Having had a good relationship with so many people that I have never met – on social media and in the comment columns of some of our (better) newspapers, I feel rather guilty that for the last six months or so I have gone very quiet. So I decided to explain all in this blog.
Day one: Friday the thirteenth. The thirteenth of March 2015 to be exact. This isn’t really day one but it seems the right place to start this blog.
So day one: a room in our hospital with four people being me (obviously) my wife Marcia (who many will know as she is a very popular novelist), a consultant nurse and a surgeon. It is his unpleasant duty to tell me that a recent scan has uncovered a tumour in the oesophagus just above my stomach, that a biopsy has indicated that it is malignant and that as things are I have a life expectancy of between four and six months.
Oddly, at the time I found could take part in a reasonably intelligent and unemotional discussion as to the options open to me. It was only later that I began to suffer from shock – and I think the same thing was true for Marcia.
The first item on the agenda was to take a decision: to operate or not to operate. Such an operation would involve some pretty formidable surgery which could easily prove fatal to a seventy-six year old man with a heart condition (plus problems in other areas which are showing the signs of age), would be followed by a long period of discomfort assuming I survived it and there would be absolutely no guarantee that it would be successfull. Did I want such surgery? Did I want to go away and think about it before coming to a conclusion?
Can you imagine how horrid it is to have to give that sort of news to anyone? How often do we stop and think about the way the medics have to cope day in and day out with dealing people in my position?
A quick look at Marcia and a prayer of thanksgiving that we understand each other as well as we do and can almost read each others’ thoughts to make sure that we had come to the same conclusion and I found myself saying, quite simply: ‘Thank you but no, thank you,’ or words to that effect.
And so home with a good deal to think about and with both of us fighting to remain unemotional (and, sadly, not always succeeding).
Day sixteen: having rejected surgery, the next stage was a PET scan and today there is a meeting with an oncologist (rather than a surgeon). The PET scan confirmed the presence of that tumour and also showed I have secondaries in my liver. Now for a different decision: to see if the cancer could be controlled using chemotherapy (the medics ruled out radiation treatment as being fairly useless in my case). This one is a more difficult decision than the first so we listen very carefully to everything that the oncologist has to say and leave it at that for now. We need to give ourselves time to talk this through and so we leave for home with a good deal to think about and with both of us fighting to remain unemotional (and, sadly, not always succeeding).
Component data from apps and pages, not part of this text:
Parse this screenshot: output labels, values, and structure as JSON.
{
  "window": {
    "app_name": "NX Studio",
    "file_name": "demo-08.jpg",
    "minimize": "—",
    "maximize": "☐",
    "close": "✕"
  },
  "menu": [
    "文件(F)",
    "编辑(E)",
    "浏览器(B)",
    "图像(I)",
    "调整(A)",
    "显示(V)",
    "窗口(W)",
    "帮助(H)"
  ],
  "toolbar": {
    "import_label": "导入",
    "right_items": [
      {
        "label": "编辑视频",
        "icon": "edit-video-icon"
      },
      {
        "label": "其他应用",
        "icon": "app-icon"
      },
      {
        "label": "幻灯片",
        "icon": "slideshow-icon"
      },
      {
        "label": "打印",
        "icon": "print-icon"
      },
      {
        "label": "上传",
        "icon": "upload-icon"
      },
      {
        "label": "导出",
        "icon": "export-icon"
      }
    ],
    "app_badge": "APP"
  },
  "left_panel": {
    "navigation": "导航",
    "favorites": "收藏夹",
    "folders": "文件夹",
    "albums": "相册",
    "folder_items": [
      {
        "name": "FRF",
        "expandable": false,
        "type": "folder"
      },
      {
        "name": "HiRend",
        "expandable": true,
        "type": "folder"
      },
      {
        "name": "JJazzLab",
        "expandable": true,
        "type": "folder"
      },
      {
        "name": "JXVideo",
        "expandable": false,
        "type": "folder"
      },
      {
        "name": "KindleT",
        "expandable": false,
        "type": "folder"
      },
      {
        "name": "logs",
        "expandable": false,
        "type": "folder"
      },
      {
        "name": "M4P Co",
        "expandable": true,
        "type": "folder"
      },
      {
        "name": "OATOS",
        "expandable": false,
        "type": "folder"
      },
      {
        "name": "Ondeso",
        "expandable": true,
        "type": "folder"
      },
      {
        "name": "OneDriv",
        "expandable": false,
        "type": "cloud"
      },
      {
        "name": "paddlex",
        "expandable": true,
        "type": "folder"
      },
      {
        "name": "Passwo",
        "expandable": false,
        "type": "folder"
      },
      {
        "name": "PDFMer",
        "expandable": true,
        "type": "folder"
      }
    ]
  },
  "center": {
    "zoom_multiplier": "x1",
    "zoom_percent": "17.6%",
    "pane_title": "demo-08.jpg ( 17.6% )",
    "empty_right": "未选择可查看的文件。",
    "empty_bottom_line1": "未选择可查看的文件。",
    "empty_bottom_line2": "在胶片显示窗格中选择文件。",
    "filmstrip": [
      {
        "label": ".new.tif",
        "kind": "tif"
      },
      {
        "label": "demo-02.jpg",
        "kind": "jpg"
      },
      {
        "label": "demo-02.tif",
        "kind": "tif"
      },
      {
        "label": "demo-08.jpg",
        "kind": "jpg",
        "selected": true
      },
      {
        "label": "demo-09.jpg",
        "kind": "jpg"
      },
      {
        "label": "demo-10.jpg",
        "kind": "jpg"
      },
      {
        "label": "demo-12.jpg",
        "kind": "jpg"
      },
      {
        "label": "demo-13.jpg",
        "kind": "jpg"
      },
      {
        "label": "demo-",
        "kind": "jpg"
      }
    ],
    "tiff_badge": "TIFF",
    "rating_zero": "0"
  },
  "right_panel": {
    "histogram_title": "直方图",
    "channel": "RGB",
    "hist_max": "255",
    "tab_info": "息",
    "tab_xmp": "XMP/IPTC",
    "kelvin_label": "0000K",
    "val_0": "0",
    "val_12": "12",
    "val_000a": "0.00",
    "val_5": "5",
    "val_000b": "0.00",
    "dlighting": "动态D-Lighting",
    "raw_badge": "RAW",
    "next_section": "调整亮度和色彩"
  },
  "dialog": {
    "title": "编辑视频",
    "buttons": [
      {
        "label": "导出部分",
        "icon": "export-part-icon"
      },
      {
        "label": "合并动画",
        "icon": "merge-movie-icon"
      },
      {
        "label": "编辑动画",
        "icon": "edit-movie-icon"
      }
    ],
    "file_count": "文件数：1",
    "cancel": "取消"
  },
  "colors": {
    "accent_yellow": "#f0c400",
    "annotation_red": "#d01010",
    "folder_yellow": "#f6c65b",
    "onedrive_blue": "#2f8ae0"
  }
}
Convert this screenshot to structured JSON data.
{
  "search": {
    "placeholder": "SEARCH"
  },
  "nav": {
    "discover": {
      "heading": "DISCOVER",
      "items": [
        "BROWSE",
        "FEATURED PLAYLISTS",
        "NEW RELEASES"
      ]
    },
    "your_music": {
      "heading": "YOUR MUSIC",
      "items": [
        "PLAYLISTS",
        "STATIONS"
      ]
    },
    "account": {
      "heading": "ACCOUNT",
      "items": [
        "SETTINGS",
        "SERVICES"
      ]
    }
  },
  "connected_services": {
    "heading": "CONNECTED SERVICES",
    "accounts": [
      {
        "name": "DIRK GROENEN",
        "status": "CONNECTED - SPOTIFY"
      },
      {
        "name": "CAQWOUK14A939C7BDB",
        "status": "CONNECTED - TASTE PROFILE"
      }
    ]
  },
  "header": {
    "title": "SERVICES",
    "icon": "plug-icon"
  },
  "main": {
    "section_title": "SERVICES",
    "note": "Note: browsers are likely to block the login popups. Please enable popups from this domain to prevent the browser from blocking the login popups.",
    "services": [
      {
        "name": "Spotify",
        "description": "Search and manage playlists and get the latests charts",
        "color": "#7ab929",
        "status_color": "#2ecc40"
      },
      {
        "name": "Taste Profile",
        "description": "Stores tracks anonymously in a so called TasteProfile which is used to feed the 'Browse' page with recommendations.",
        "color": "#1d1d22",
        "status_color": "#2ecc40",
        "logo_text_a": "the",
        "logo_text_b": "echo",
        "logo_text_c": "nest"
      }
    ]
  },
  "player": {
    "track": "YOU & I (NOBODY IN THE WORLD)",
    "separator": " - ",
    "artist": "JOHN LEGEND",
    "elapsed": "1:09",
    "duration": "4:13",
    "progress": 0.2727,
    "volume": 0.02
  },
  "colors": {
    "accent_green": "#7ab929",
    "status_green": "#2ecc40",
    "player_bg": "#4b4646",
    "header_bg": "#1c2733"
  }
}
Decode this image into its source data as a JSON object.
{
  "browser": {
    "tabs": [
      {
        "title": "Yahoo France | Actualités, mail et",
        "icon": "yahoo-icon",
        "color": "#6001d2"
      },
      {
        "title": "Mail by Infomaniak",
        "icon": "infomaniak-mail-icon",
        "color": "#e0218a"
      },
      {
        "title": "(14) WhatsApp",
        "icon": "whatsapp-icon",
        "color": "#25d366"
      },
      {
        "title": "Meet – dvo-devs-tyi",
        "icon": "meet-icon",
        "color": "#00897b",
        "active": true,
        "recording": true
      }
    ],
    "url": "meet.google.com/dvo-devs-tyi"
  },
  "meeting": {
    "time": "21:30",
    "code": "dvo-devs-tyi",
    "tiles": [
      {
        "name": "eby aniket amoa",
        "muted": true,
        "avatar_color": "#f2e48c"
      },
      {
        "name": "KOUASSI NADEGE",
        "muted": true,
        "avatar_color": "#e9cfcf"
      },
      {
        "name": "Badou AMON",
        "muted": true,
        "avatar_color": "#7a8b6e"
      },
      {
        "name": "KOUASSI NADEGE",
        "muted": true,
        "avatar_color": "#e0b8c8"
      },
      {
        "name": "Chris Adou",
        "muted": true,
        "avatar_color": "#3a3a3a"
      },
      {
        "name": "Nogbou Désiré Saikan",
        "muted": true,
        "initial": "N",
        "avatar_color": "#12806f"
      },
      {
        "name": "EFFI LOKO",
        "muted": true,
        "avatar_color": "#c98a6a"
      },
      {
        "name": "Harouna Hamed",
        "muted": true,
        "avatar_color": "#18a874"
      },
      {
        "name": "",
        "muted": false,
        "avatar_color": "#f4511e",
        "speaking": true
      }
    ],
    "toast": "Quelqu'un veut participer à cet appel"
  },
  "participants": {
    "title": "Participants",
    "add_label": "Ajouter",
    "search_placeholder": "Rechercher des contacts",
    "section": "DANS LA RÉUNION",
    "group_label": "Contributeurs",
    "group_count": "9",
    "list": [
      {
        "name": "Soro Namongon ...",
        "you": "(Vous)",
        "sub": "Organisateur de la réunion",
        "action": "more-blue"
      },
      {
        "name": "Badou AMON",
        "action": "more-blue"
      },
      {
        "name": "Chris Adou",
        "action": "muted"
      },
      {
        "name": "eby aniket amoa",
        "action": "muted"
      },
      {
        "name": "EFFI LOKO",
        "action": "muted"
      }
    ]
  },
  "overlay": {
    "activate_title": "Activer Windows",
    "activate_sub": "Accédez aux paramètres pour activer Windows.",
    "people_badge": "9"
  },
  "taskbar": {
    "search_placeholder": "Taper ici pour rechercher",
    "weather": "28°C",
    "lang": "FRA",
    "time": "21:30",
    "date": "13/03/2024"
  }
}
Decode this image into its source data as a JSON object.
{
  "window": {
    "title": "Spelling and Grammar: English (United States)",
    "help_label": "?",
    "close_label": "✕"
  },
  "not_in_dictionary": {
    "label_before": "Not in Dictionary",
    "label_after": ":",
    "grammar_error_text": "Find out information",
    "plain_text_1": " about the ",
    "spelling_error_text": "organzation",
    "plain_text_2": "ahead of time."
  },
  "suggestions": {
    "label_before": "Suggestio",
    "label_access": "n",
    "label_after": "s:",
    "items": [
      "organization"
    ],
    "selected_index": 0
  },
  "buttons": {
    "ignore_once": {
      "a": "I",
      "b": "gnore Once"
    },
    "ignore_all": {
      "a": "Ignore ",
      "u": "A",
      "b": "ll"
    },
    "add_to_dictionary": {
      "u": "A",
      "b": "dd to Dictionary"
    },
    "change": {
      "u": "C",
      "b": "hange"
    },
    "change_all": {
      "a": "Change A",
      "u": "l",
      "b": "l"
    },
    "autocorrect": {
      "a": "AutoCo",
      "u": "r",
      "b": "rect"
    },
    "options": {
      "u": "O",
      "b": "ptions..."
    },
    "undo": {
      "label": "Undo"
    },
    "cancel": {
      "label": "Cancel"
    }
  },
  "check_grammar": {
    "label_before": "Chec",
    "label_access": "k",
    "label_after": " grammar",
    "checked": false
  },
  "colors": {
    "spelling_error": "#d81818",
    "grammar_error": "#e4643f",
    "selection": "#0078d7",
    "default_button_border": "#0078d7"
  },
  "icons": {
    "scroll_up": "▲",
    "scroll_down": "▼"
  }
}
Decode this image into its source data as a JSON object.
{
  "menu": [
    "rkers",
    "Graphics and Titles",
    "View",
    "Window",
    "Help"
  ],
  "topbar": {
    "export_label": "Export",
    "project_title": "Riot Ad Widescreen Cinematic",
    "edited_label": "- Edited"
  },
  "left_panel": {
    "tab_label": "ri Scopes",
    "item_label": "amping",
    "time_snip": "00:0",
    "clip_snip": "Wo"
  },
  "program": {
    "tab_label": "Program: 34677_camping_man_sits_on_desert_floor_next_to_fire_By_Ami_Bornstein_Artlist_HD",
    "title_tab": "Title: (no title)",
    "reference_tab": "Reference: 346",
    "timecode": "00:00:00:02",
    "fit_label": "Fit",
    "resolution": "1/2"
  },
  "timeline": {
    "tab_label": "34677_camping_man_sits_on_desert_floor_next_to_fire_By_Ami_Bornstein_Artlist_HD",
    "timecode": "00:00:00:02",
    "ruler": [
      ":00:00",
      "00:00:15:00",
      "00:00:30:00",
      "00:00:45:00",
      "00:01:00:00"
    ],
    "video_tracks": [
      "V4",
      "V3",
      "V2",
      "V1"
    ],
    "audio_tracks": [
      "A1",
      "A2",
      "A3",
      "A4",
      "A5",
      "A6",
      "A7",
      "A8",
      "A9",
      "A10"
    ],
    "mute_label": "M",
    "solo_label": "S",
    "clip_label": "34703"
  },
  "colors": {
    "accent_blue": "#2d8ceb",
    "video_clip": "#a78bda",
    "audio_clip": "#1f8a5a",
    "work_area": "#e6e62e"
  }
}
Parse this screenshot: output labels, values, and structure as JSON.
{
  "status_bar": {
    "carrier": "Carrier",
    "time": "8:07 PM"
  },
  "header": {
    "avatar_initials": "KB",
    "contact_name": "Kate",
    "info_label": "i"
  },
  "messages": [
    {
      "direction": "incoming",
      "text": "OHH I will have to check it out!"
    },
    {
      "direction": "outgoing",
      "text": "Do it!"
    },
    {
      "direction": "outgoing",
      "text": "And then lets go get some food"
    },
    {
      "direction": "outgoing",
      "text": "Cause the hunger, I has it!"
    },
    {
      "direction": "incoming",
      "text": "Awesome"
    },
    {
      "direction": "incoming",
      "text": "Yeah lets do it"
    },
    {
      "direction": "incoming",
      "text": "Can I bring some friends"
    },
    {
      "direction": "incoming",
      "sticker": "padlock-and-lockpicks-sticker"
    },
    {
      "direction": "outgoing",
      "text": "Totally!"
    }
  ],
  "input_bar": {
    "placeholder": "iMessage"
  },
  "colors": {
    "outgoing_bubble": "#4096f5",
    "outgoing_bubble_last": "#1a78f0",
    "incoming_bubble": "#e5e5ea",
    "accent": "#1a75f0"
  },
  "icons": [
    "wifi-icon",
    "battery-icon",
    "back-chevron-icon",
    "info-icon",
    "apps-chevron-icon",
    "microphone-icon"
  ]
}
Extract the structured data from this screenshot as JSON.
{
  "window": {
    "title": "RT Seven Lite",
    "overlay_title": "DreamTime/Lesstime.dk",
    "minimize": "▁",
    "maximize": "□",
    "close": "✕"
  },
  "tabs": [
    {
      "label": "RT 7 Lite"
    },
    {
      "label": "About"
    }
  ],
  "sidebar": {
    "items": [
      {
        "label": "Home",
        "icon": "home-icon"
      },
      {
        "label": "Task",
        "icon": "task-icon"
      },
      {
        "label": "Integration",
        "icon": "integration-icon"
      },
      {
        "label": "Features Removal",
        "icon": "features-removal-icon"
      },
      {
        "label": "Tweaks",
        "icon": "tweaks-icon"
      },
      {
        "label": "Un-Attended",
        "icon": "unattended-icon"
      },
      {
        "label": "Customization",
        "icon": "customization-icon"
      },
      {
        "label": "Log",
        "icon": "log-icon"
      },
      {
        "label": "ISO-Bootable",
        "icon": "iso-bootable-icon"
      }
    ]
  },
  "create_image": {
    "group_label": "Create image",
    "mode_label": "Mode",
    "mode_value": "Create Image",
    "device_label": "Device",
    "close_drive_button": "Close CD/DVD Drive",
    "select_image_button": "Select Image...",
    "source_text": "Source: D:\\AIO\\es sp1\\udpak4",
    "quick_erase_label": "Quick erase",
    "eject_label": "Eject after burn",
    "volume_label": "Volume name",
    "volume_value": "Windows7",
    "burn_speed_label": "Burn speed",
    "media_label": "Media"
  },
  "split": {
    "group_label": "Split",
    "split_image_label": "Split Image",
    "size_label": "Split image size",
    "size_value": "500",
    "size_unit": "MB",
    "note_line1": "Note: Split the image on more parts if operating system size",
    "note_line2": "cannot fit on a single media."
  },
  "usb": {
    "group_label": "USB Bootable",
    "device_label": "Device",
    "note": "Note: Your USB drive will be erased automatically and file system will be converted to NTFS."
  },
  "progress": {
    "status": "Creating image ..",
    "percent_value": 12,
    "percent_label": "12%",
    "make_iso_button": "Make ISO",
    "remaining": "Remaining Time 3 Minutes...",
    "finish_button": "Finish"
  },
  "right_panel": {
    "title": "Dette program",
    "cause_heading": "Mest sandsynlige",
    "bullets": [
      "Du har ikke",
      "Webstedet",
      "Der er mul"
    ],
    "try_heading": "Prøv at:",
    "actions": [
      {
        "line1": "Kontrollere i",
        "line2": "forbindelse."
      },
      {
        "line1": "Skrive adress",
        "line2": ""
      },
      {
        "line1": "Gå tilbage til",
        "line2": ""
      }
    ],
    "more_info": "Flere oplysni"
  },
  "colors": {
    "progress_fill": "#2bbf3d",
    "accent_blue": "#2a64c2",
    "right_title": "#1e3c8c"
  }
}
The facts are simple: if no treatment is given I shall die within months (although nobody can predict how many), if treatment is given that time will be extended by a few months (but, again, nobody can predict how many) and the treatment will have unpleasant side effects (although, because we are all different, nobody can tell exactly what they would be nor how unpleasant). So does treatment offer an extension of quality life or not?
The decision is not so simple but suffice to say that we decided against treatment as we felt that the repeated trips to the hospital alone would create more stress without taking into consideration the side effects and we feel that after thirty-five years of happiness it would be dreadful if the end was one of misery. Better that it be a bit shorter but as happy as possible under the circumstances. In short, time to move on.
Now, nearly a month after Day One, I am still finding it difficult to come to terms with what I now know but now I feel more able to share it with a wider audience (I have already explained the position on my regular Friday blog).
Before I finish there is one thing I would like to add. We have the most wonderful health service and the medical staff are fantastic. Of course there will be times when we want more from it than we get but I would ask those who have to wait longer than they want to in A & E or those who suddenly find that an operation has been postponed to ponder on the fact that for the vast majority of people on this planet there is no A & E and operations are not even a faint possibility.
I welcome comments from anyone who feels that they have a worthwhile contribution to make and I will respond to any comment that requires a response – until the time comes when that is no longer possible.
Will I write any more blogs here? I honestly do not know. Certainly I have no desire to write more than I have about politics. So – on the basis that this may well be my last blog – many thanks for all the fish and farewell.